Required action: Every entry below must be repeated exactly; skip the pictures.

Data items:
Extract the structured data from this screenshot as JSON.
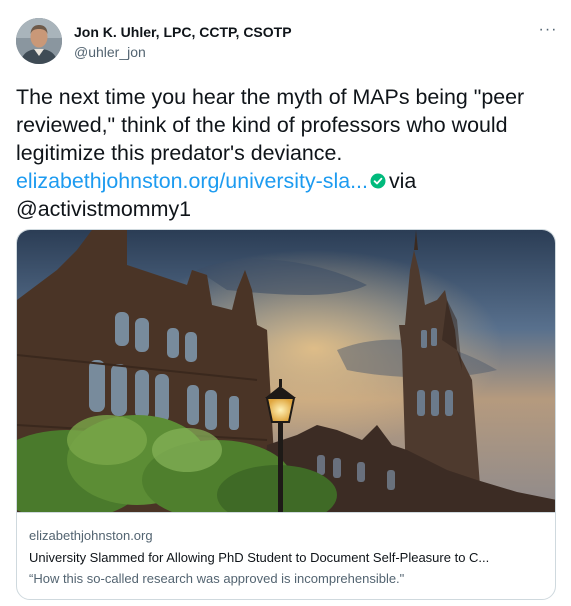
{
  "author": {
    "display_name": "Jon K. Uhler, LPC, CCTP, CSOTP",
    "handle": "@uhler_jon",
    "avatar_icon": "user-photo-avatar"
  },
  "more_icon": "more-options-icon",
  "more_glyph": "···",
  "tweet": {
    "line1": "The next time you hear the myth of MAPs being \"peer",
    "line2": "reviewed,\" think of the kind of professors who would",
    "line3": "legitimize this predator's deviance.",
    "link_text": "elizabethjohnston.org/university-sla...",
    "verified_icon": "verified-check-icon",
    "via_text": "via",
    "mention": "@activistmommy1"
  },
  "card": {
    "image_icon": "university-building-photo",
    "domain": "elizabethjohnston.org",
    "title": "University Slammed for Allowing PhD Student to Document Self-Pleasure to C...",
    "description": "“How this so-called research was approved is incomprehensible.\""
  },
  "colors": {
    "link": "#1d9bf0",
    "verified": "#00ba7c",
    "secondary_text": "#536471",
    "border": "#cfd9de"
  }
}
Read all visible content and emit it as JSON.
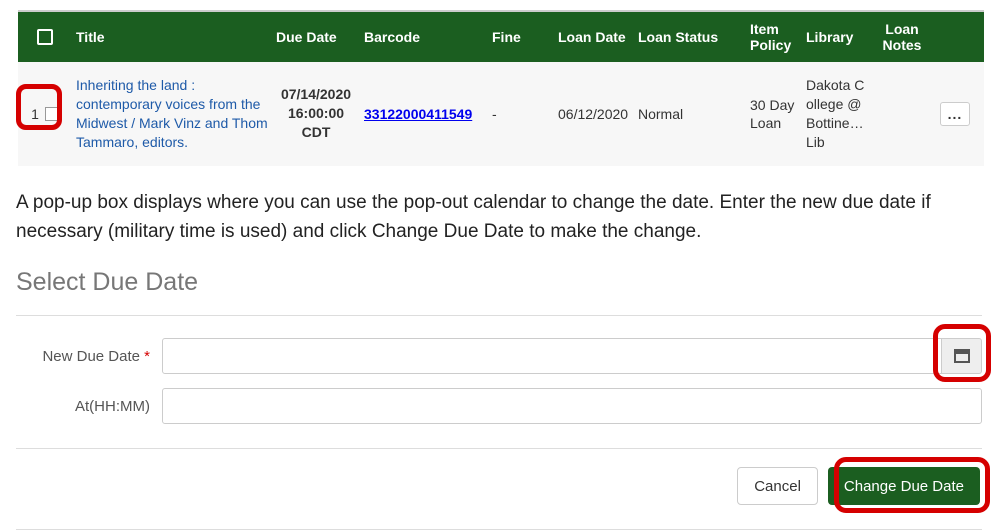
{
  "table": {
    "headers": {
      "title": "Title",
      "due_date": "Due Date",
      "barcode": "Barcode",
      "fine": "Fine",
      "loan_date": "Loan Date",
      "loan_status": "Loan Status",
      "item_policy": "Item Policy",
      "library": "Library",
      "loan_notes": "Loan Notes"
    },
    "rows": [
      {
        "index": "1",
        "title": "Inheriting the land : contemporary voices from the Midwest / Mark Vinz and Thom Tammaro, editors.",
        "due_date": "07/14/2020 16:00:00 CDT",
        "barcode": "33122000411549",
        "fine": "-",
        "loan_date": "06/12/2020",
        "loan_status": "Normal",
        "item_policy": "30 Day Loan",
        "library": "Dakota College @ Bottine… Lib",
        "loan_notes": ""
      }
    ]
  },
  "instruction_text": "A pop-up box displays where you can use the pop-out calendar to change the date. Enter the new due date if necessary (military time is used) and click Change Due Date to make the change.",
  "dialog": {
    "title": "Select Due Date",
    "fields": {
      "new_due_date_label": "New Due Date",
      "at_label": "At(HH:MM)",
      "new_due_date_value": "",
      "at_value": ""
    },
    "buttons": {
      "cancel": "Cancel",
      "submit": "Change Due Date"
    }
  },
  "icons": {
    "calendar": "calendar-icon",
    "more": "..."
  }
}
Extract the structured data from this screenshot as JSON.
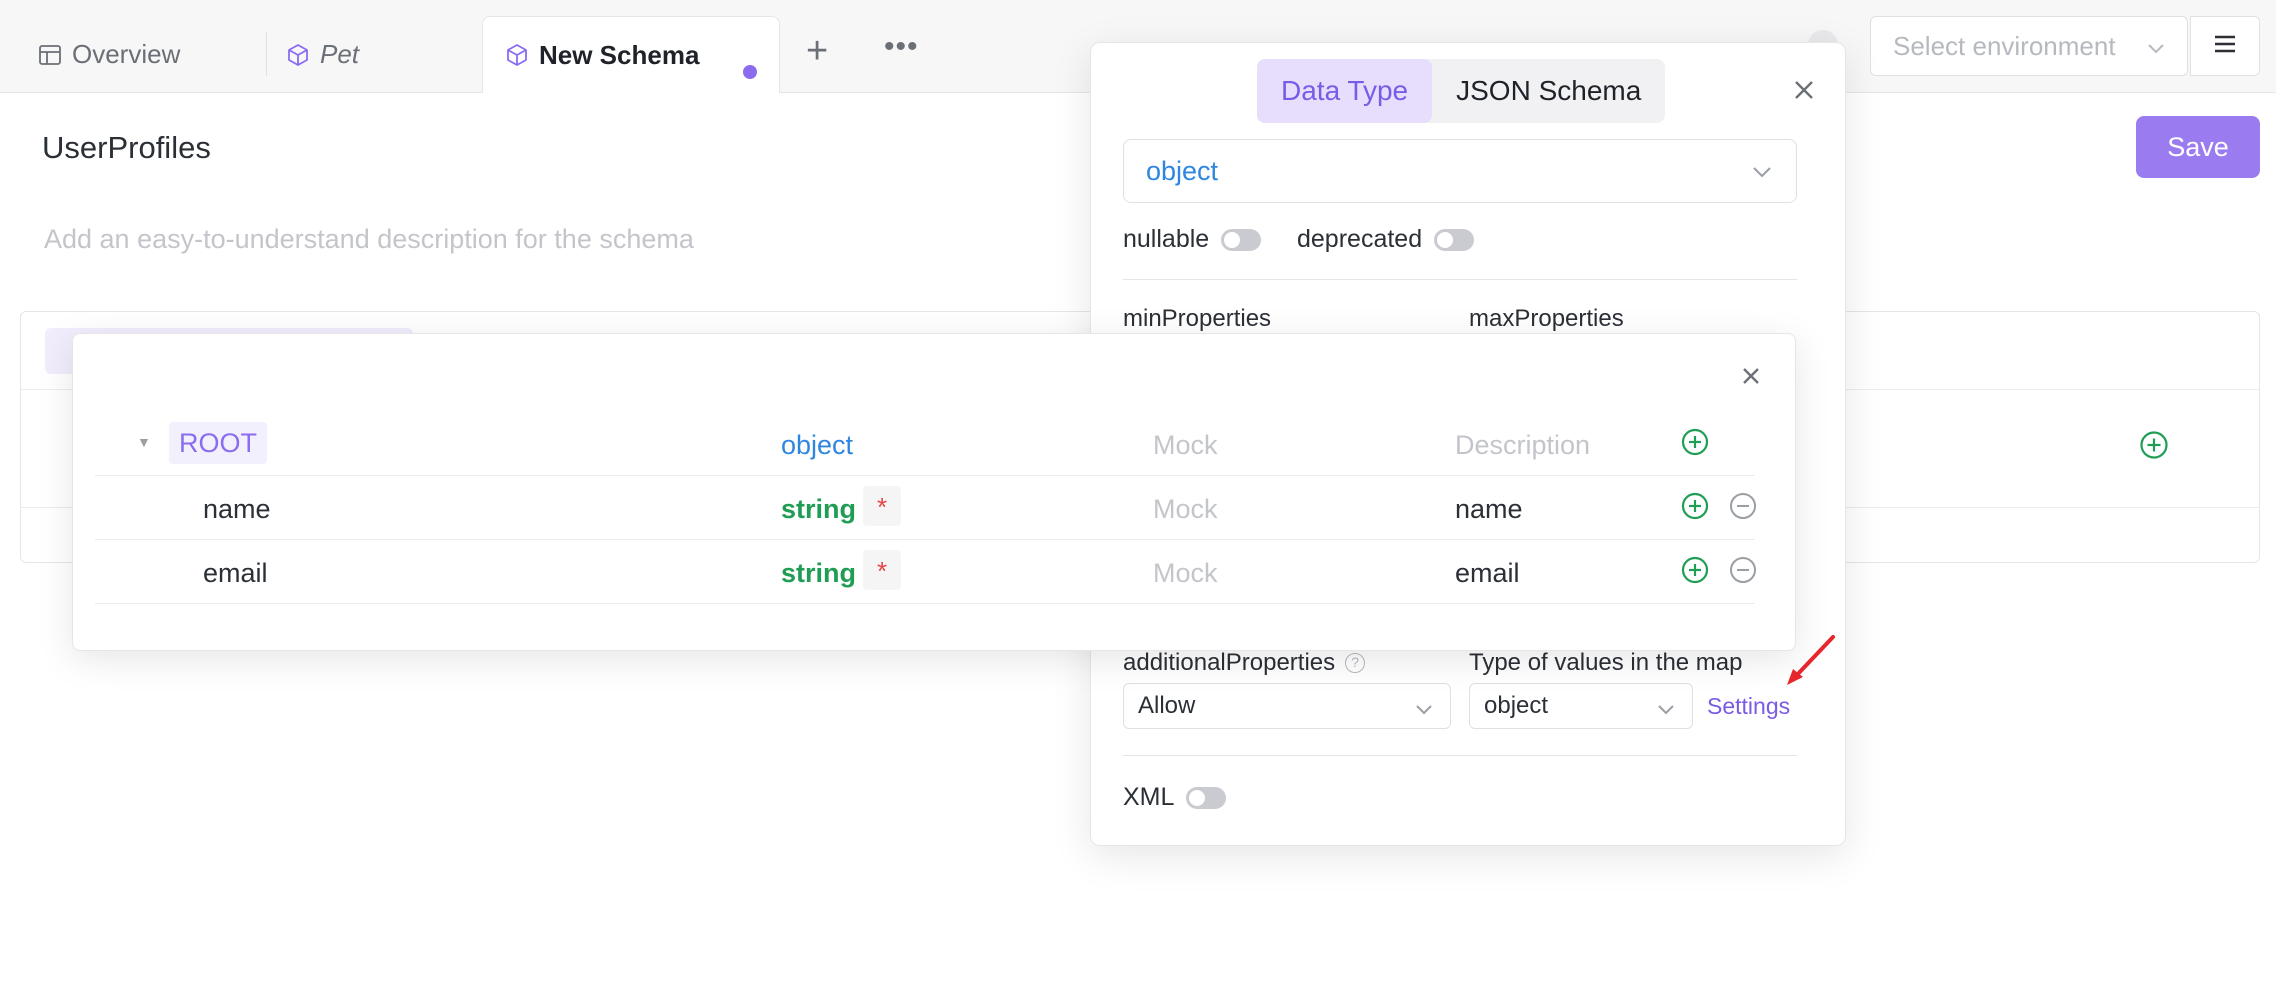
{
  "tabs": [
    {
      "label": "Overview",
      "icon": "table-icon"
    },
    {
      "label": "Pet",
      "icon": "cube-icon"
    },
    {
      "label": "New Schema",
      "icon": "cube-icon",
      "active": true,
      "unsaved": true
    }
  ],
  "header": {
    "environment_placeholder": "Select environment"
  },
  "page": {
    "title": "UserProfiles",
    "description_placeholder": "Add an easy-to-understand description for the schema",
    "save_label": "Save"
  },
  "popover": {
    "tabs": [
      "Data Type",
      "JSON Schema"
    ],
    "active_tab": "Data Type",
    "type_value": "object",
    "nullable_label": "nullable",
    "deprecated_label": "deprecated",
    "min_properties_label": "minProperties",
    "max_properties_label": "maxProperties",
    "additional_properties_label": "additionalProperties",
    "additional_properties_value": "Allow",
    "map_values_label": "Type of values in the map",
    "map_values_value": "object",
    "settings_label": "Settings",
    "xml_label": "XML"
  },
  "properties": {
    "root": {
      "name": "ROOT",
      "type": "object",
      "mock_placeholder": "Mock",
      "description_placeholder": "Description"
    },
    "rows": [
      {
        "name": "name",
        "type": "string",
        "required_mark": "*",
        "mock_placeholder": "Mock",
        "description": "name"
      },
      {
        "name": "email",
        "type": "string",
        "required_mark": "*",
        "mock_placeholder": "Mock",
        "description": "email"
      }
    ]
  },
  "colors": {
    "accent": "#9b7bf0",
    "type_object": "#2f86e0",
    "type_string": "#1f9d55",
    "required": "#e54545",
    "add_icon": "#1f9d55"
  }
}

Exercise solution:
Extract the structured data from this screenshot as JSON.
{
  "author": {
    "display_name": "Jon K. Uhler, LPC, CCTP, CSOTP",
    "handle": "@uhler_jon",
    "avatar_icon": "user-photo-avatar"
  },
  "more_icon": "more-options-icon",
  "more_glyph": "···",
  "tweet": {
    "line1": "The next time you hear the myth of MAPs being \"peer",
    "line2": "reviewed,\" think of the kind of professors who would",
    "line3": "legitimize this predator's deviance.",
    "link_text": "elizabethjohnston.org/university-sla...",
    "verified_icon": "verified-check-icon",
    "via_text": "via",
    "mention": "@activistmommy1"
  },
  "card": {
    "image_icon": "university-building-photo",
    "domain": "elizabethjohnston.org",
    "title": "University Slammed for Allowing PhD Student to Document Self-Pleasure to C...",
    "description": "“How this so-called research was approved is incomprehensible.\""
  },
  "colors": {
    "link": "#1d9bf0",
    "verified": "#00ba7c",
    "secondary_text": "#536471",
    "border": "#cfd9de"
  }
}
Read all visible content and emit it as JSON.
{
  "table": {
    "headers": {
      "title": "Title",
      "due_date": "Due Date",
      "barcode": "Barcode",
      "fine": "Fine",
      "loan_date": "Loan Date",
      "loan_status": "Loan Status",
      "item_policy": "Item Policy",
      "library": "Library",
      "loan_notes": "Loan Notes"
    },
    "rows": [
      {
        "index": "1",
        "title": "Inheriting the land : contemporary voices from the Midwest / Mark Vinz and Thom Tammaro, editors.",
        "due_date": "07/14/2020 16:00:00 CDT",
        "barcode": "33122000411549",
        "fine": "-",
        "loan_date": "06/12/2020",
        "loan_status": "Normal",
        "item_policy": "30 Day Loan",
        "library": "Dakota College @ Bottine… Lib",
        "loan_notes": ""
      }
    ]
  },
  "instruction_text": "A pop-up box displays where you can use the pop-out calendar to change the date. Enter the new due date if necessary (military time is used) and click Change Due Date to make the change.",
  "dialog": {
    "title": "Select Due Date",
    "fields": {
      "new_due_date_label": "New Due Date",
      "at_label": "At(HH:MM)",
      "new_due_date_value": "",
      "at_value": ""
    },
    "buttons": {
      "cancel": "Cancel",
      "submit": "Change Due Date"
    }
  },
  "icons": {
    "calendar": "calendar-icon",
    "more": "..."
  }
}
Extract the structured data from this screenshot as JSON.
{
  "tabs": [
    {
      "label": "Overview",
      "icon": "table-icon"
    },
    {
      "label": "Pet",
      "icon": "cube-icon"
    },
    {
      "label": "New Schema",
      "icon": "cube-icon",
      "active": true,
      "unsaved": true
    }
  ],
  "header": {
    "environment_placeholder": "Select environment"
  },
  "page": {
    "title": "UserProfiles",
    "description_placeholder": "Add an easy-to-understand description for the schema",
    "save_label": "Save"
  },
  "popover": {
    "tabs": [
      "Data Type",
      "JSON Schema"
    ],
    "active_tab": "Data Type",
    "type_value": "object",
    "nullable_label": "nullable",
    "deprecated_label": "deprecated",
    "min_properties_label": "minProperties",
    "max_properties_label": "maxProperties",
    "additional_properties_label": "additionalProperties",
    "additional_properties_value": "Allow",
    "map_values_label": "Type of values in the map",
    "map_values_value": "object",
    "settings_label": "Settings",
    "xml_label": "XML"
  },
  "properties": {
    "root": {
      "name": "ROOT",
      "type": "object",
      "mock_placeholder": "Mock",
      "description_placeholder": "Description"
    },
    "rows": [
      {
        "name": "name",
        "type": "string",
        "required_mark": "*",
        "mock_placeholder": "Mock",
        "description": "name"
      },
      {
        "name": "email",
        "type": "string",
        "required_mark": "*",
        "mock_placeholder": "Mock",
        "description": "email"
      }
    ]
  },
  "colors": {
    "accent": "#9b7bf0",
    "type_object": "#2f86e0",
    "type_string": "#1f9d55",
    "required": "#e54545",
    "add_icon": "#1f9d55"
  }
}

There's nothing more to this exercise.